    “The only barrier between “me” and “entrepreneurship” is my salary.”

    Or then again it could be he is a talentless git who lacks the wit, courage and drive to be an entrepreneur.

  • Paul Marks

    Actually Mrs Thatcher reduced the top rate of income tax to 40$.

    And the cut from 60% to 40% produced MORE revenue (not less revenue) just as the cut from 83% to 60%$ had.

    Even if the increase from 45% to 50% income tax produced more revenue for the government (which it will NOT) why is this automatically a good thing.

    Are the poor really better off in the United Kingdom (where the top rate of income tax is 45%) or in Guernsey (where the top rate of income tax is 20%)? Same currency, same culture – just different tax and government spending policies.

    I am poor (and have always been poor) and I know where I would have rather been born – and it is not here in Britain.

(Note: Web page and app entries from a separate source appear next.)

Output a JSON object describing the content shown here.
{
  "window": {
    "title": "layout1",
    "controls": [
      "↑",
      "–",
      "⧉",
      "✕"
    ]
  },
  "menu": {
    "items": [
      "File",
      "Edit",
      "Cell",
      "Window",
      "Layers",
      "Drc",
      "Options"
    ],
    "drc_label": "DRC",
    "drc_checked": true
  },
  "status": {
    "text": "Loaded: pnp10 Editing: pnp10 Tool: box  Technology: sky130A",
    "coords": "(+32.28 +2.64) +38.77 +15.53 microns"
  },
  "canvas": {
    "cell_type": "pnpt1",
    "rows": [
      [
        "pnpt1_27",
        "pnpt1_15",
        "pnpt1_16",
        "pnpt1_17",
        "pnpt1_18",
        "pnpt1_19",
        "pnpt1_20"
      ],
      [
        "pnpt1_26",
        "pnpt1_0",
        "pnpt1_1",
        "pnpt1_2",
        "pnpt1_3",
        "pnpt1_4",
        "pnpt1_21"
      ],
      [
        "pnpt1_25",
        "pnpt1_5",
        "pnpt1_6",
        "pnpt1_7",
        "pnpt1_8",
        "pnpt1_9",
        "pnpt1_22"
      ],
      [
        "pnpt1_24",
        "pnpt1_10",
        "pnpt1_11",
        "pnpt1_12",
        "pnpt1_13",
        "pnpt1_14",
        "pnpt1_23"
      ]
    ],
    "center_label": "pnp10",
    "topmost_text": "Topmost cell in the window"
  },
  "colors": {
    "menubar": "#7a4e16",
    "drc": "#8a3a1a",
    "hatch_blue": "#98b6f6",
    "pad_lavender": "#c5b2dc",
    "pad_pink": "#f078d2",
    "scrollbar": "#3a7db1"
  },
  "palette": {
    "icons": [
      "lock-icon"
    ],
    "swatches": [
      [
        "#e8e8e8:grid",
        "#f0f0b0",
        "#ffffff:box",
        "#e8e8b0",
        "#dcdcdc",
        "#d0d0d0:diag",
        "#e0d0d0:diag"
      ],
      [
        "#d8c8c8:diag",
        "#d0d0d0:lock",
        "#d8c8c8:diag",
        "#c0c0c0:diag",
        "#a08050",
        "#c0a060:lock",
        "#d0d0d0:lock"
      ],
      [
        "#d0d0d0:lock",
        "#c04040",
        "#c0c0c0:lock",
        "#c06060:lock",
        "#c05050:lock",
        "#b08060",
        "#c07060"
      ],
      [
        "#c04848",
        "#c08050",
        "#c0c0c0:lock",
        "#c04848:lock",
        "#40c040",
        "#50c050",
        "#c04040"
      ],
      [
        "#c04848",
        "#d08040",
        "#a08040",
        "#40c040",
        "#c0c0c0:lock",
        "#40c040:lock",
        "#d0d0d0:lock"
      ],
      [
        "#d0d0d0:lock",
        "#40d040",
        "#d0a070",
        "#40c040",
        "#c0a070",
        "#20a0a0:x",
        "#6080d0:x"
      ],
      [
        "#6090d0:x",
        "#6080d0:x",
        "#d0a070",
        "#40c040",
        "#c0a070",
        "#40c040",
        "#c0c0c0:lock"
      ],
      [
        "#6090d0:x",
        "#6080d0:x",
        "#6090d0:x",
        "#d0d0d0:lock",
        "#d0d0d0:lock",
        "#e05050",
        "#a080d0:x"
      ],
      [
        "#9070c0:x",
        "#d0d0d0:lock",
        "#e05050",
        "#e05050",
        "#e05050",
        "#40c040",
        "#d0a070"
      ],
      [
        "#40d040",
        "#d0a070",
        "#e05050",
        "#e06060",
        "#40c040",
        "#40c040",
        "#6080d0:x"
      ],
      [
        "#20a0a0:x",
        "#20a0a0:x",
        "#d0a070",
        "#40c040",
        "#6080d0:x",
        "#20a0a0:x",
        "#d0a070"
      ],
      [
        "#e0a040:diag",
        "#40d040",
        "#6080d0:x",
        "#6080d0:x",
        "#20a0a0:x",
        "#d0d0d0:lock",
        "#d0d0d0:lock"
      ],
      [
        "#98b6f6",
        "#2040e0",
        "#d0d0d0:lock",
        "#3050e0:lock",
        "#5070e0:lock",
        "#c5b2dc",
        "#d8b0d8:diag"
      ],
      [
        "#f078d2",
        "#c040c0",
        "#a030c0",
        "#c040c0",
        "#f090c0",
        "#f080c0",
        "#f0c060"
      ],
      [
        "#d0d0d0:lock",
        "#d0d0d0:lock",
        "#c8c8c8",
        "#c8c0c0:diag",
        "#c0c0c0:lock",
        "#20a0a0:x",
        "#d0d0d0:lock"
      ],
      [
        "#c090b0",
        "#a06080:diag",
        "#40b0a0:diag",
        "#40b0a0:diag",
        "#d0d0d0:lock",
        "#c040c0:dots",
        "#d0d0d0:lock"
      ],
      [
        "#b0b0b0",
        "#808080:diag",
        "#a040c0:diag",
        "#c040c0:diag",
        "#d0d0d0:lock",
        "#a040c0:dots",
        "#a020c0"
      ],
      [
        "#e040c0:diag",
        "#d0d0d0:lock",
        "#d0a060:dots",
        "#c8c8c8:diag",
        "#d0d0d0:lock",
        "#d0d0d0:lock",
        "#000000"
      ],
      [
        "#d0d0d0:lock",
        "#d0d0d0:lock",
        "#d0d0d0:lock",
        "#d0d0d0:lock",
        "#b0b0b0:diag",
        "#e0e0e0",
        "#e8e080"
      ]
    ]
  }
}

  • Julie near Chicago

    “…same culture – just different taxing and government spending policies.”

    Doesn’t that already suggest wildly different cultures, or anyway cultures that are wildly different in some important respects?

    On the other hand, so what. But it seems to me of the essence — who we are manifests itself as what we do, or at least as what we push for or put up with.

  • Paul Marks

    The Evening Standard makes no sense – it is given away for free so no wonder the people who write in it have no respect for honest business (for people who try and make a profit by selling goods and services – as opposed to money just appearing from the former Soviet Union, money I hear may be running out……).

    Perhaps the adverts in it make money – but that depends on the inflated property market in London created by the Corporate Welfare monetary expansion of the Bank of England.

    However, in spite of all the Corporate Welfare of the Bank of England (and the other Central Banks) this farce will end. And it will end soon.

    Then the pathetic “Evening Standard” (and the “Independent” and “I” newspapers) will be no more – and those who write sneering articles in them will have to go out and work.

    “But writing is work” – only if people (real customers) are actually paying you for what you write.

  • Surellin

    Apparently the Laffer Curve was voted out while I wasn’t looking.

  • Jason

    I think the Farage broadside was Godwin as well, James. Looking at my fellow commuters who do the daily slog in and out of London for the sake of earning a living, I do wonder how the likes of Godwin are addressing the Standard’s target market. I can’t imagine many of my fellow travellers on the train home after their days’ toil can be particularly well disposed to being told they should have their earnings redistributed.

    I wouldn’t read too much into the fact that the Standard is given away, many publications that make money from display advertising reach their readers through free circulation. I’d imagine it probably is struggling, but that is a problem shared by many other newspapers, most of them paid for.

    On the other hand, it seems a contrary business model to give it away and then alienate the readers with the conceits of Richard Godwin and his ilk, once they have the paper open at the comment section. It would be interesting to hear an advertiser’s opinion on the matter.

  • Paul Marks

    I wonder if the Soviet person will get as much for the Independent, “I’, Independent on Sunday and Evening Standard that the Guardian got for Auto Trader?

    I would not give him 50 pence for all four newspapers (too many liabilities).